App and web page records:
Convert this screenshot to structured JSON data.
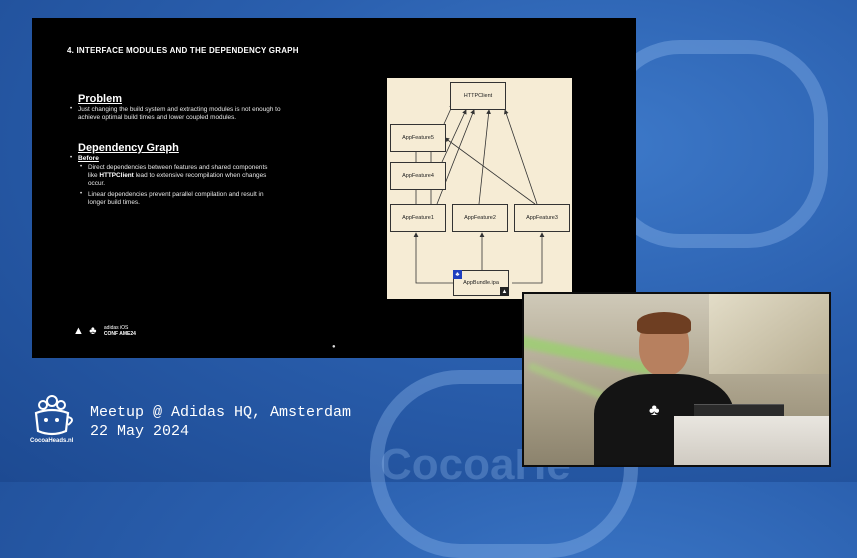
{
  "slide": {
    "title": "4. INTERFACE MODULES AND THE DEPENDENCY GRAPH",
    "problem_heading": "Problem",
    "problem_text": "Just changing the build system and extracting modules is not enough to achieve optimal build times and lower coupled modules.",
    "graph_heading": "Dependency Graph",
    "before_label": "Before",
    "bullet1_pre": "Direct dependencies between features and shared components like ",
    "bullet1_bold": "HTTPClient",
    "bullet1_post": " lead to extensive recompilation when changes occur.",
    "bullet2": "Linear dependencies prevent parallel compilation and result in longer build times.",
    "footer_brand_line1": "adidas iOS",
    "footer_brand_line2": "CONF AME24"
  },
  "diagram": {
    "nodes": {
      "httpclient": "HTTPClient",
      "feature5": "AppFeature5",
      "feature4": "AppFeature4",
      "feature1": "AppFeature1",
      "feature2": "AppFeature2",
      "feature3": "AppFeature3",
      "bundle": "AppBundle.ipa"
    }
  },
  "overlay": {
    "brand": "CocoaHeads.nl",
    "meetup": "Meetup @ Adidas HQ, Amsterdam",
    "date": "22 May 2024"
  }
}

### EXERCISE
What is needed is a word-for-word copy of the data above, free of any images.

### ANSWER SECTION
Convert this screenshot to structured JSON data.
{
  "slide": {
    "title": "4. INTERFACE MODULES AND THE DEPENDENCY GRAPH",
    "problem_heading": "Problem",
    "problem_text": "Just changing the build system and extracting modules is not enough to achieve optimal build times and lower coupled modules.",
    "graph_heading": "Dependency Graph",
    "before_label": "Before",
    "bullet1_pre": "Direct dependencies between features and shared components like ",
    "bullet1_bold": "HTTPClient",
    "bullet1_post": " lead to extensive recompilation when changes occur.",
    "bullet2": "Linear dependencies prevent parallel compilation and result in longer build times.",
    "footer_brand_line1": "adidas iOS",
    "footer_brand_line2": "CONF AME24"
  },
  "diagram": {
    "nodes": {
      "httpclient": "HTTPClient",
      "feature5": "AppFeature5",
      "feature4": "AppFeature4",
      "feature1": "AppFeature1",
      "feature2": "AppFeature2",
      "feature3": "AppFeature3",
      "bundle": "AppBundle.ipa"
    }
  },
  "overlay": {
    "brand": "CocoaHeads.nl",
    "meetup": "Meetup @ Adidas HQ, Amsterdam",
    "date": "22 May 2024"
  }
}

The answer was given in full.